The main reason is there’s a massive game here already (50 hours of play time it took for me to finish it the first time!), but once you complete the game, you’re actually sorry it’s over, and you’ll want to do it again. Luckily, you’ll have unlocked “Professional Mode” (I think it’s supposed to be harder, but I can’t really tell), Separate Ways (Where you take the role of Ada Wong in all the parts of the story where she actually crosses your path through the game as Leon), Assignment Ada (another Ada Wong mission) and the Mercenary challenges. This, for me, is the pinnacle. The mercenaries missions basically form the premise of throwing you, kicking and screaming, straight into one of the hugely intense mega-battles from the main game (e.g. the first village) but this time REALLY with no end in sight, a time limit and high scores to challenge. Attain enough points and survive to the end of the time limit and unlock another character. There are 4 mercenary missions and 5 mercenaries to choose from.
There are several rewards for completing the extras, for example new costumes, but also new weapons you can receive or buy. For example, the “Chicago Typewriter” (a powerful machine gun) or the “Handcannon” (A Magnum variant that can be upgraded to 99 times as powerful as a standard handgun.)
Look, there’s not much more to say. This is an epic, and a classic. I’m going to say it once again, I’m a STRONG retro-head, firm in the belief that until this game, nothing had a hope of EVER being as good as Chaos, Sim City 2000, Pyro II, and so on.
This game has dominated my evenings of gaming completely, and even after completing it, I’m gasping for more, something that has NEVER happened before, except with Chaos.
If you don’t play this (on the Wii, the way it was MEANT to be played), and you miss out on many hours of some of the finest gaming to be had since the dawn of the electronic era.
Bloody play it. See for yourself.

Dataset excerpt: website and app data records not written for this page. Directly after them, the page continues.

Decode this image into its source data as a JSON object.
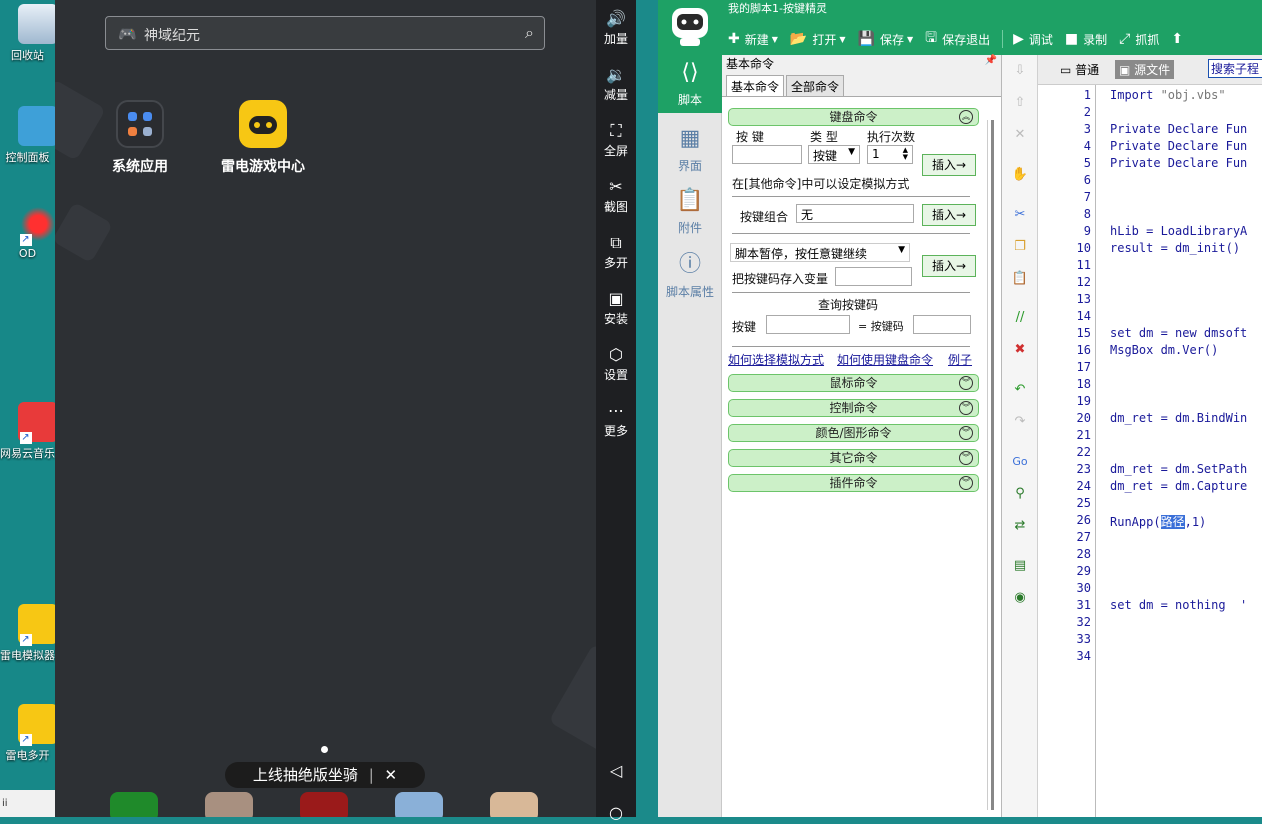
{
  "desktop": {
    "icons": [
      {
        "label": "回收站"
      },
      {
        "label": "控制面板"
      },
      {
        "label": "OD"
      },
      {
        "label": "网易云音乐"
      },
      {
        "label": "雷电模拟器"
      },
      {
        "label": "雷电多开"
      }
    ],
    "taskbar_text": "ii"
  },
  "emulator": {
    "search_placeholder": "神域纪元",
    "apps": [
      {
        "label": "系统应用"
      },
      {
        "label": "雷电游戏中心"
      }
    ],
    "banner_text": "上线抽绝版坐骑",
    "banner_close": "✕",
    "sidebar": [
      {
        "label": "加量",
        "icon": "volume-up-icon"
      },
      {
        "label": "减量",
        "icon": "volume-down-icon"
      },
      {
        "label": "全屏",
        "icon": "fullscreen-icon"
      },
      {
        "label": "截图",
        "icon": "scissors-icon"
      },
      {
        "label": "多开",
        "icon": "multi-open-icon"
      },
      {
        "label": "安装",
        "icon": "apk-icon"
      },
      {
        "label": "设置",
        "icon": "settings-icon"
      },
      {
        "label": "更多",
        "icon": "more-icon"
      }
    ]
  },
  "editor_app": {
    "title": "我的脚本1-按键精灵",
    "toolbar": [
      {
        "label": "新建",
        "dropdown": true
      },
      {
        "label": "打开",
        "dropdown": true
      },
      {
        "label": "保存",
        "dropdown": true
      },
      {
        "label": "保存退出"
      },
      {
        "label": "调试"
      },
      {
        "label": "录制"
      },
      {
        "label": "抓抓"
      }
    ],
    "left_nav": [
      {
        "label": "脚本",
        "active": true
      },
      {
        "label": "界面"
      },
      {
        "label": "附件"
      },
      {
        "label": "脚本属性"
      }
    ],
    "panel": {
      "header": "基本命令",
      "tabs": [
        "基本命令",
        "全部命令"
      ],
      "keyboard_group": "键盘命令",
      "key_label": "按 键",
      "type_label": "类 型",
      "count_label": "执行次数",
      "type_value": "按键",
      "count_value": "1",
      "insert": "插入→",
      "hint": "在[其他命令]中可以设定模拟方式",
      "combo_label": "按键组合",
      "combo_value": "无",
      "pause_select": "脚本暂停，按任意键继续",
      "store_var_label": "把按键码存入变量",
      "query_title": "查询按键码",
      "query_key_label": "按键",
      "query_code_label": "= 按键码",
      "links": [
        "如何选择模拟方式",
        "如何使用键盘命令",
        "例子"
      ],
      "groups": [
        "鼠标命令",
        "控制命令",
        "颜色/图形命令",
        "其它命令",
        "插件命令"
      ]
    },
    "editor": {
      "tabs": [
        "普通",
        "源文件"
      ],
      "search_text": "搜索子程",
      "lines": [
        {
          "n": "1",
          "code": "Import \"obj.vbs\""
        },
        {
          "n": "2",
          "code": ""
        },
        {
          "n": "3",
          "code": "Private Declare Fun"
        },
        {
          "n": "4",
          "code": "Private Declare Fun"
        },
        {
          "n": "5",
          "code": "Private Declare Fun"
        },
        {
          "n": "6",
          "code": ""
        },
        {
          "n": "7",
          "code": ""
        },
        {
          "n": "8",
          "code": ""
        },
        {
          "n": "9",
          "code": "hLib = LoadLibraryA"
        },
        {
          "n": "10",
          "code": "result = dm_init()"
        },
        {
          "n": "11",
          "code": ""
        },
        {
          "n": "12",
          "code": ""
        },
        {
          "n": "13",
          "code": ""
        },
        {
          "n": "14",
          "code": ""
        },
        {
          "n": "15",
          "code": "set dm = new dmsoft"
        },
        {
          "n": "16",
          "code": "MsgBox dm.Ver()"
        },
        {
          "n": "17",
          "code": ""
        },
        {
          "n": "18",
          "code": ""
        },
        {
          "n": "19",
          "code": ""
        },
        {
          "n": "20",
          "code": "dm_ret = dm.BindWin"
        },
        {
          "n": "21",
          "code": ""
        },
        {
          "n": "22",
          "code": ""
        },
        {
          "n": "23",
          "code": "dm_ret = dm.SetPath"
        },
        {
          "n": "24",
          "code": "dm_ret = dm.Capture"
        },
        {
          "n": "25",
          "code": ""
        },
        {
          "n": "26",
          "code": "RunApp(路径,1)"
        },
        {
          "n": "27",
          "code": ""
        },
        {
          "n": "28",
          "code": ""
        },
        {
          "n": "29",
          "code": ""
        },
        {
          "n": "30",
          "code": ""
        },
        {
          "n": "31",
          "code": "set dm = nothing  '"
        },
        {
          "n": "32",
          "code": ""
        },
        {
          "n": "33",
          "code": ""
        },
        {
          "n": "34",
          "code": ""
        }
      ]
    }
  }
}
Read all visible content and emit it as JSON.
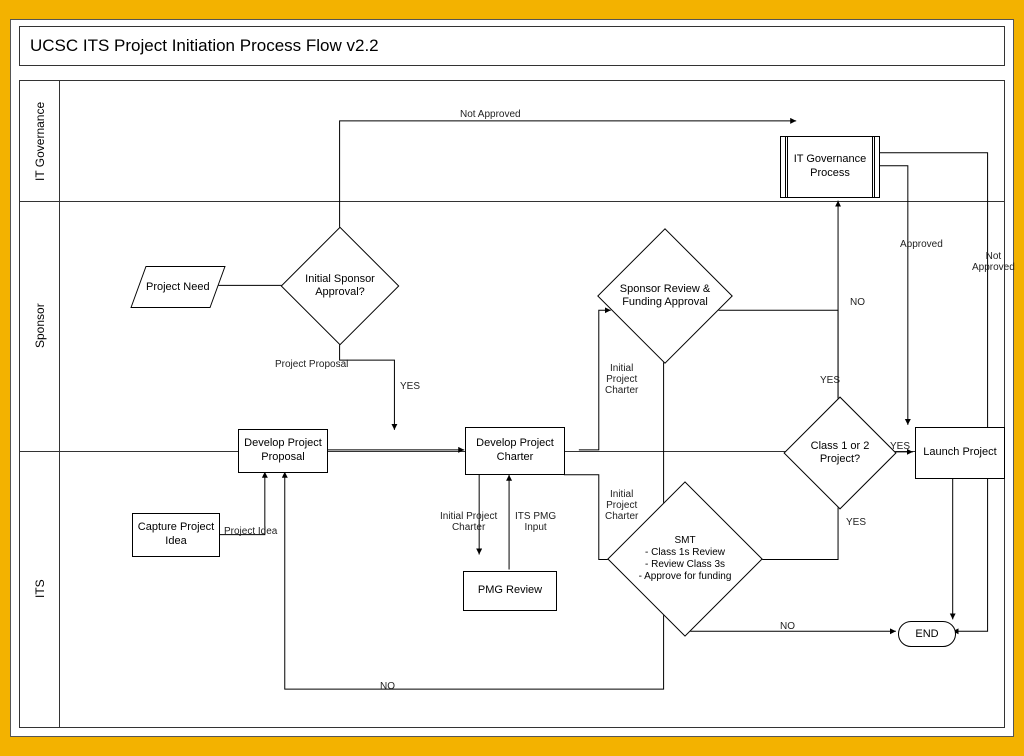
{
  "title": "UCSC ITS Project Initiation Process Flow v2.2",
  "lanes": {
    "gov": "IT Governance",
    "sponsor": "Sponsor",
    "its": "ITS"
  },
  "nodes": {
    "project_need": "Project Need",
    "initial_sponsor_approval": "Initial Sponsor Approval?",
    "develop_proposal": "Develop Project Proposal",
    "capture_idea": "Capture Project Idea",
    "develop_charter": "Develop Project Charter",
    "pmg_review": "PMG Review",
    "sponsor_review": "Sponsor Review & Funding Approval",
    "smt_review": "SMT\n- Class 1s Review\n- Review Class 3s\n- Approve for funding",
    "class12": "Class 1 or 2 Project?",
    "it_gov": "IT Governance Process",
    "launch": "Launch Project",
    "end": "END"
  },
  "labels": {
    "not_approved": "Not Approved",
    "yes": "YES",
    "no": "NO",
    "approved": "Approved",
    "not_approved2": "Not\nApproved",
    "project_proposal": "Project Proposal",
    "project_idea": "Project Idea",
    "initial_charter": "Initial\nProject\nCharter",
    "initial_charter2": "Initial\nProject\nCharter",
    "initial_charter3": "Initial Project\nCharter",
    "its_pmg_input": "ITS PMG\nInput"
  }
}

NOW.
There’s no excuse. None whatsoever.
You still reading this? Then go and buy a Wii and Resident Evil 4 now and immerse yourself. Do it.